Voluntary Associations on Behalf of Societally Devalued and/or Handicapped People

Brand: Wolf Wolfensberger

This monograph is designed for members or supporters of voluntary associations (VAS) that are organized to protect or promote the welfare and interests of societally devalued people, and especially of handicapped people. Some sections will have special relevance to VAS on behalf of developmentally impaired people (such as the mentally retarded), but most of the monograph will be relevant to most VAS on behalf of devalued people, whether handicapped or not.

This monograph supersedes an earlier one entitled The Third Stage in the Evolution of Voluntary Associations for the Mentally Retarded (Wolfensberger, 1973b; for German edition, see Wolfensberger, 1977b). The content of this monograph is about triple that of its predecessor, includes new topics, and is generalized for relevance beyond the area of mental retardation..

The only issue which was covered in the Third Stage which is not covered in this volume is a detailed explanation of various types of safeguards to the welfare of handicapped people and the quality of human services to them. For the time being, readers should refer back for this material to the 1973 Third Stage monograph (pages 25-36). However, they should check periodically in the future with the publisher, since it is planned to prepare a monograph entirely devoted to an in-depth coverage of this issue. This monograph is divided into three major parts.

PART 1 provides an overview of the nature of VAS, the typical tasks that confront VAs for societally devalued -- and especially handicapped people, and the evolutionary stages through which such VAS commonly pass. It incorporates and enlarges upon a significant portion of the above-mentioned Third Stage monograph (Wolfensberger, 1973b, 1977b).

PART 2 presents a vision of the optimal relationship that should exist between VAS on behalf of societally devalued people on the one hand, and the public sector and the rest of the private sector on the other.

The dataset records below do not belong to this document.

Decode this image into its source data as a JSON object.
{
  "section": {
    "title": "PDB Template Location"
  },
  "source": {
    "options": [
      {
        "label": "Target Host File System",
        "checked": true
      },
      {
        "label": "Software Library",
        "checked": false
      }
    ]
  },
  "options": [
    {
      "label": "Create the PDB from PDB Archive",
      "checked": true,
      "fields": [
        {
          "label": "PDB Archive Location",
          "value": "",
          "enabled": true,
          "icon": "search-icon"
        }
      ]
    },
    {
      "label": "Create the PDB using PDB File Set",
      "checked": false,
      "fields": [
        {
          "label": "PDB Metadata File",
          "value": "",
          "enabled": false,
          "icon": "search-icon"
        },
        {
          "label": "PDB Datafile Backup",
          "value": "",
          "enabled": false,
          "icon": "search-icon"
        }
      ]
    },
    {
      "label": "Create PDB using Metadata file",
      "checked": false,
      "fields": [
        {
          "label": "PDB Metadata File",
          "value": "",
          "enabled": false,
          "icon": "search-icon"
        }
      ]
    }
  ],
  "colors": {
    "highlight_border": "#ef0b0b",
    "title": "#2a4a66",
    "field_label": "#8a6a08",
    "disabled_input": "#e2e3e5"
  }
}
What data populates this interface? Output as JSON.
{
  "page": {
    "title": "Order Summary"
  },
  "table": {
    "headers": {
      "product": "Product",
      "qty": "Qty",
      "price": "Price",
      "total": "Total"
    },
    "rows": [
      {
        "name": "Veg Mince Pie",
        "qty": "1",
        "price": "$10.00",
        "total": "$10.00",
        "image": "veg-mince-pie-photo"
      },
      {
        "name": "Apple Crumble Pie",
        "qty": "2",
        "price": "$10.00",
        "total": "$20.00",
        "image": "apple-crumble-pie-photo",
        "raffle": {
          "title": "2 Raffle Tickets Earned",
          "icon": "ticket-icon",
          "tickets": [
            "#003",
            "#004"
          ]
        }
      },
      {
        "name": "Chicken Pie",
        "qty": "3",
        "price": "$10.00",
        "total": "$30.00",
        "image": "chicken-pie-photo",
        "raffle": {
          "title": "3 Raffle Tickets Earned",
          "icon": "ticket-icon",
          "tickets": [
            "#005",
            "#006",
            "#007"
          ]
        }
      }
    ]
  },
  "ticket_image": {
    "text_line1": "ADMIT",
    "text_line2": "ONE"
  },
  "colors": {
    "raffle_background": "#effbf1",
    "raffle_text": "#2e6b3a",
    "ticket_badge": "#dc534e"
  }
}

This part is heavily based on a series of lectures given by the author, especially in Australia during 1978 and 1980 to leaders of several levels of government and of various VAS.

PART 3 examines some major challenges that confront VAs on behalf of more severely handicapped and devalued people specifically at this time and in the foreseeable future. It is heavily based on . series of lectures given to VAS on behalf of handicapped people, especially the opening address to the 1979 conference of the Ontario Association for the Mentally Retarded, and a major address before the 20th jubilee conference of the Bundesverband für spastisch Gelähmte und andere Körperbehinderte, the German spastic (cerebral palsy) soci ety, in Berlin in 1979 (Wolfensberger, 1980d).

I thank Rosemary and Gunnar Dybwad for their inspiration, guidance and help when I first began to study and write about VAS in the late 1960s and early 1970s. For encouragement in developing this particular monograph, I owe gratitude to the Georgia Advocacy Office. Other individuals too numerous to mention have helped me during the preceding ten years with various stages and parts of what eventually became this monograph.